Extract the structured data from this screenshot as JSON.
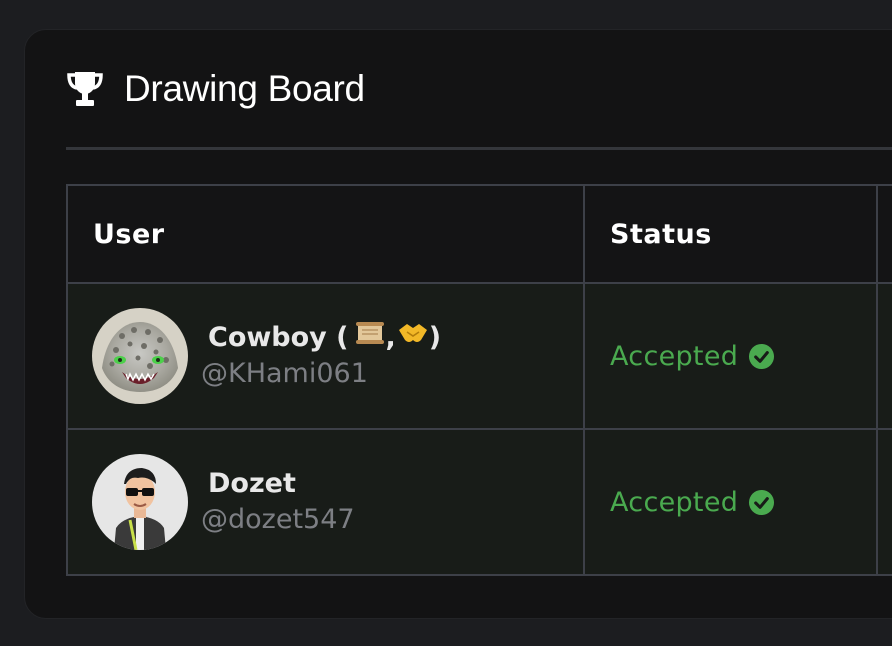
{
  "board": {
    "title": "Drawing Board",
    "icon": "trophy-icon"
  },
  "table": {
    "headers": {
      "user": "User",
      "status": "Status"
    },
    "rows": [
      {
        "display_name": "Cowboy (",
        "name_suffix": ")",
        "name_emojis": [
          "scroll-icon",
          "handshake-icon"
        ],
        "handle": "@KHami061",
        "status": "Accepted",
        "status_icon": "check-circle-icon",
        "avatar": "lizard-avatar"
      },
      {
        "display_name": "Dozet",
        "handle": "@dozet547",
        "status": "Accepted",
        "status_icon": "check-circle-icon",
        "avatar": "person-sunglasses-avatar"
      }
    ]
  },
  "colors": {
    "background": "#1c1d20",
    "card": "#131314",
    "accepted": "#4aaa4f",
    "row_bg": "#181c18",
    "border": "#3d4048"
  }
}
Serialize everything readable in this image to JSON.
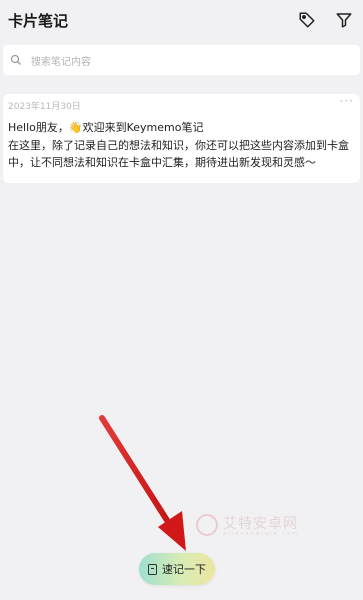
{
  "header": {
    "title": "卡片笔记",
    "tag_icon": "tag-icon",
    "filter_icon": "filter-icon"
  },
  "search": {
    "placeholder": "搜索笔记内容",
    "icon": "search-icon"
  },
  "notes": [
    {
      "date": "2023年11月30日",
      "more": "···",
      "line1_pre": "Hello朋友，",
      "emoji": "👋",
      "line1_post": "欢迎来到Keymemo笔记",
      "body": "在这里，除了记录自己的想法和知识，你还可以把这些内容添加到卡盒中，让不同想法和知识在卡盒中汇集，期待进出新发现和灵感～"
    }
  ],
  "fab": {
    "label": "速记一下",
    "icon": "note-icon"
  },
  "watermark": {
    "text": "艾特安卓网",
    "sub": "aitenandroid.com"
  },
  "colors": {
    "background": "#f1f1f3",
    "card": "#ffffff",
    "arrow": "#d42020",
    "fab_gradient_start": "#9fdfcf",
    "fab_gradient_end": "#ece6a2"
  }
}
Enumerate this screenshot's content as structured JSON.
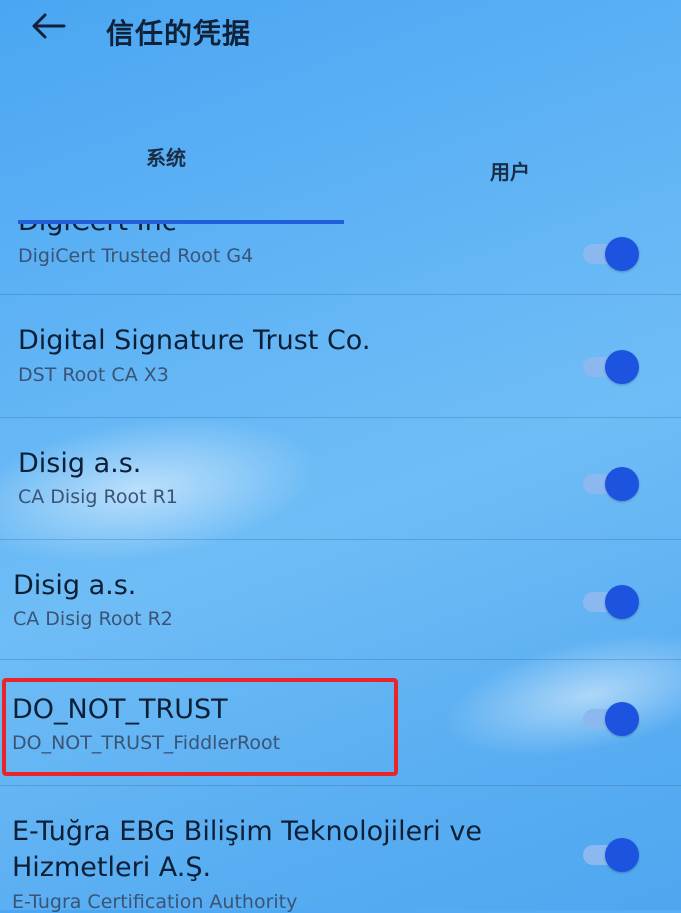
{
  "header": {
    "title": "信任的凭据"
  },
  "tabs": [
    {
      "label": "系统",
      "selected": true
    },
    {
      "label": "用户",
      "selected": false
    }
  ],
  "certificates": [
    {
      "title": "DigiCert Inc",
      "subtitle": "DigiCert Trusted Root G4",
      "enabled": true
    },
    {
      "title": "Digital Signature Trust Co.",
      "subtitle": "DST Root CA X3",
      "enabled": true
    },
    {
      "title": "Disig a.s.",
      "subtitle": "CA Disig Root R1",
      "enabled": true
    },
    {
      "title": "Disig a.s.",
      "subtitle": "CA Disig Root R2",
      "enabled": true
    },
    {
      "title": "DO_NOT_TRUST",
      "subtitle": "DO_NOT_TRUST_FiddlerRoot",
      "enabled": true,
      "highlighted": true
    },
    {
      "title": "E-Tuğra EBG Bilişim Teknolojileri ve",
      "title_line2": "Hizmetleri A.Ş.",
      "subtitle": "E-Tugra Certification Authority",
      "enabled": true
    }
  ],
  "colors": {
    "accent": "#1c54e0",
    "highlight": "#e8262a"
  },
  "icons": {
    "back": "arrow-left-icon"
  }
}
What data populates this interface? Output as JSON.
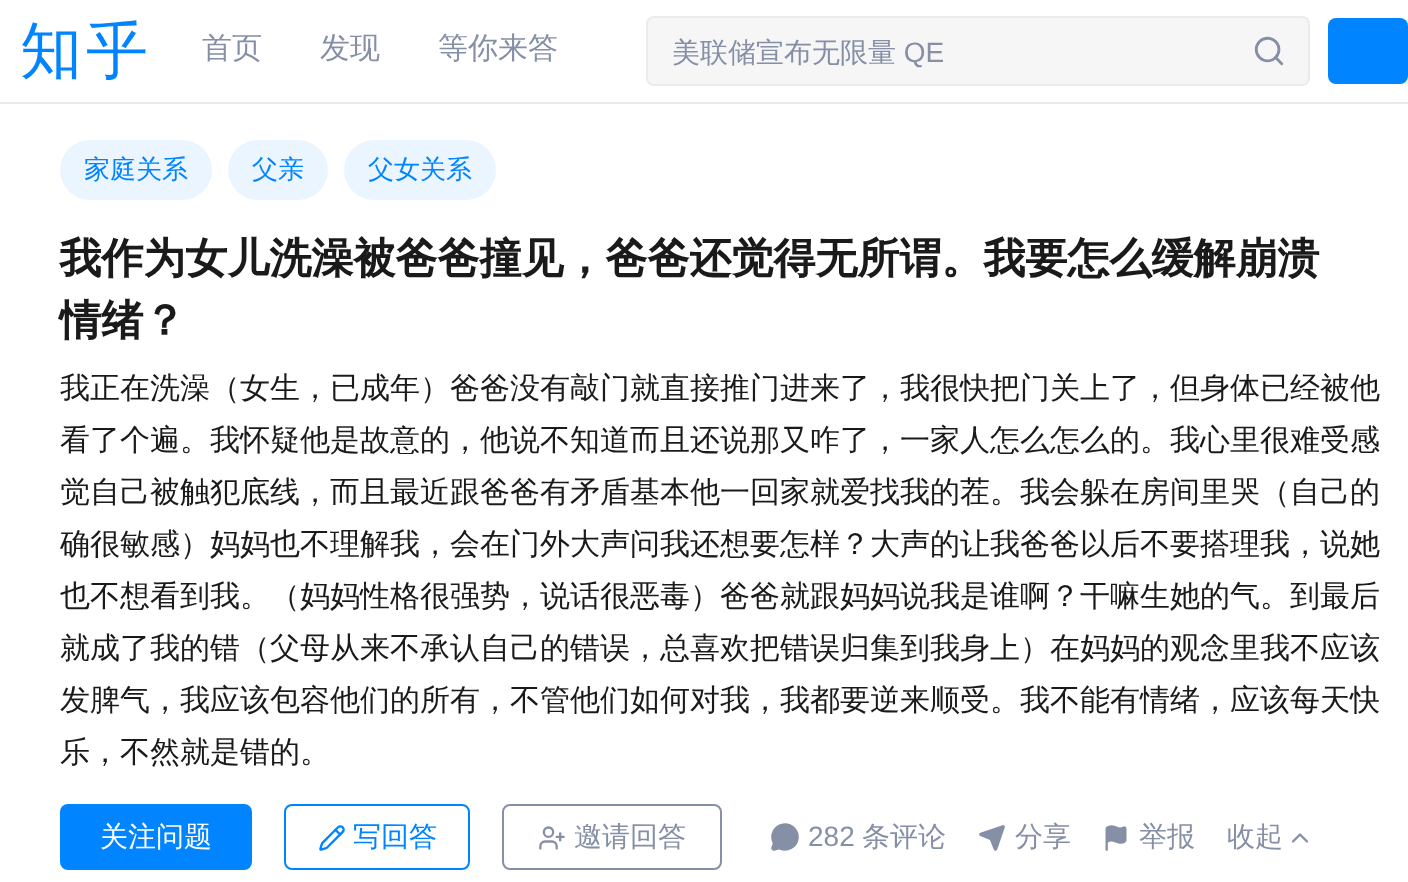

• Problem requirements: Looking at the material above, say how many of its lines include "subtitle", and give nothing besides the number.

• Answer below: 6